Ukraine’s grain exports were running at 85% of pre-conflict levels prior to Russia’s decision to suspend its participation in the UN backed Black Sea Grain Initiative. Volumes shipped under the initiative have totaled over 9 MMT since the start of August, according to data compiled by Clarksons. Shipments had been running at 1.1 MMT per week from mid-September to late October vessel movement data showed. Prior to Russia’s invasion, Ukraine had a 10% share of global seaborne grain exports with 50 MMT out of a total 528 MMT of grain moved by sea in 2021. “Exports under the initiative so far have been shipped from the ports of Chornomorsk (37%), Odessa (37%) and Yuzhny (25%), while major destinations have been Turkey, China, Egypt and Mediterranean EU countries including Spain and Italy,” said Clarksons.

Handysize vessels have carried the largest share of volumes since start-August of around 44%, with Handymax’s carrying 29% and panamaxes 26%. The average age of vessels involved so far has been 16.9 years versus 11.5 years for the wider bulk carrier fleet, Clarksons said. “Ukrainian seaborne grain exports typically reach seasonal peak levels in either the third quarter following the wheat harvest in the region or the fourth quarter following the corn harvest, and with storage levels extremely high given the effective suspension of exports across February-July, had the potential to pick up further in the coming months,” said Clarksons.

The deal was due for renewal in November for a further 120 days. “Russia’s suspension of involvement in the initiative on 29th October has led to major uncertainty around shipment volumes and vessel movements. “Even in the short-term, though a convoy of laden vessels sailed from Ukrainian ports on 31st October, and Turkish and UN delegations have so far continued to provide inspection teams in order to continue fulfilling the initiative,” the broker added.

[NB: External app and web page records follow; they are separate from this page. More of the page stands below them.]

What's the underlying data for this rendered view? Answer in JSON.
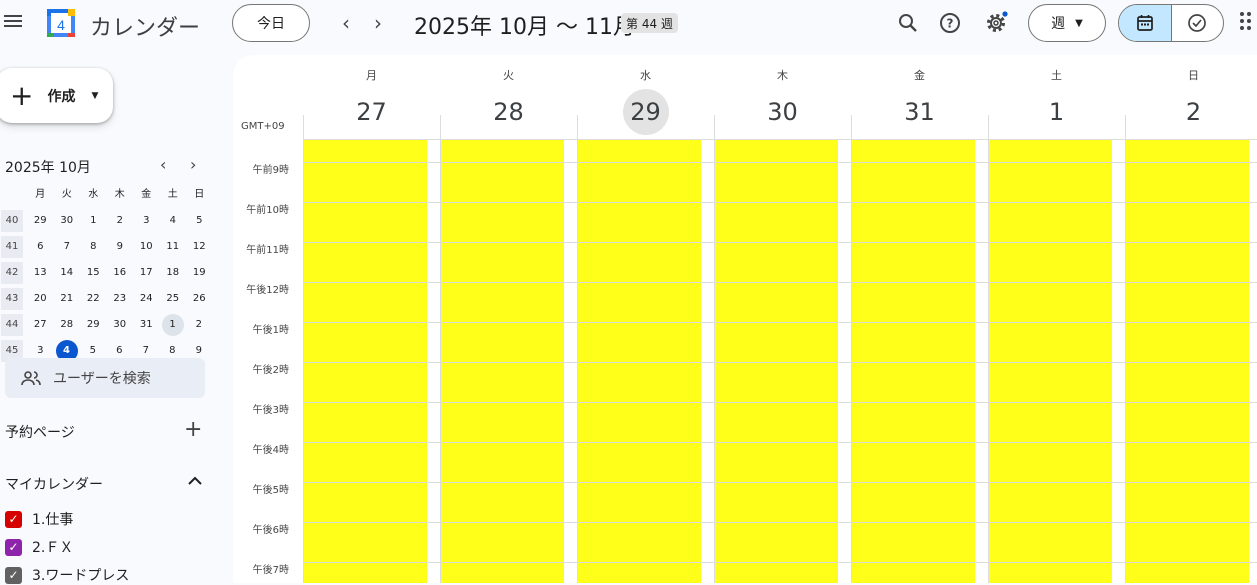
{
  "header": {
    "app_title": "カレンダー",
    "logo_number": "4",
    "today_label": "今日",
    "date_range": "2025年 10月 〜 11月",
    "week_badge": "第 44 週",
    "view_label": "週",
    "icons": [
      "menu-icon",
      "search-icon",
      "help-icon",
      "settings-icon",
      "calendar-view-icon",
      "tasks-view-icon",
      "apps-icon"
    ]
  },
  "sidebar": {
    "create_label": "作成",
    "mini_calendar": {
      "title": "2025年 10月",
      "weekdays": [
        "月",
        "火",
        "水",
        "木",
        "金",
        "土",
        "日"
      ],
      "weeks": [
        {
          "num": "40",
          "days": [
            "29",
            "30",
            "1",
            "2",
            "3",
            "4",
            "5"
          ]
        },
        {
          "num": "41",
          "days": [
            "6",
            "7",
            "8",
            "9",
            "10",
            "11",
            "12"
          ]
        },
        {
          "num": "42",
          "days": [
            "13",
            "14",
            "15",
            "16",
            "17",
            "18",
            "19"
          ]
        },
        {
          "num": "43",
          "days": [
            "20",
            "21",
            "22",
            "23",
            "24",
            "25",
            "26"
          ]
        },
        {
          "num": "44",
          "days": [
            "27",
            "28",
            "29",
            "30",
            "31",
            "1",
            "2"
          ]
        },
        {
          "num": "45",
          "days": [
            "3",
            "4",
            "5",
            "6",
            "7",
            "8",
            "9"
          ]
        }
      ],
      "selected_day": "4",
      "highlighted_day": "1"
    },
    "search_users": "ユーザーを検索",
    "booking_pages": "予約ページ",
    "my_calendars": "マイカレンダー",
    "calendars": [
      {
        "name": "1.仕事",
        "color": "#d50000"
      },
      {
        "name": "2.ＦＸ",
        "color": "#8e24aa"
      },
      {
        "name": "3.ワードプレス",
        "color": "#616161"
      }
    ]
  },
  "week_view": {
    "timezone": "GMT+09",
    "days": [
      {
        "name": "月",
        "num": "27"
      },
      {
        "name": "火",
        "num": "28"
      },
      {
        "name": "水",
        "num": "29"
      },
      {
        "name": "木",
        "num": "30"
      },
      {
        "name": "金",
        "num": "31"
      },
      {
        "name": "土",
        "num": "1"
      },
      {
        "name": "日",
        "num": "2"
      }
    ],
    "today_index": 2,
    "hours": [
      "午前9時",
      "午前10時",
      "午前11時",
      "午後12時",
      "午後1時",
      "午後2時",
      "午後3時",
      "午後4時",
      "午後5時",
      "午後6時",
      "午後7時"
    ],
    "event_color": "#ffff1a"
  }
}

Monday saw a record volume of 354,500 tons of agricultural products carried on vessels leaving Ukraine ports under the initiative, a spokesman for Odessa’s military administration, was quoted as saying by Reuters. Russia said on Saturday that it was pulling out of the deal after what it said was a “major Ukrainian drone attack” on its fleet in Crimea.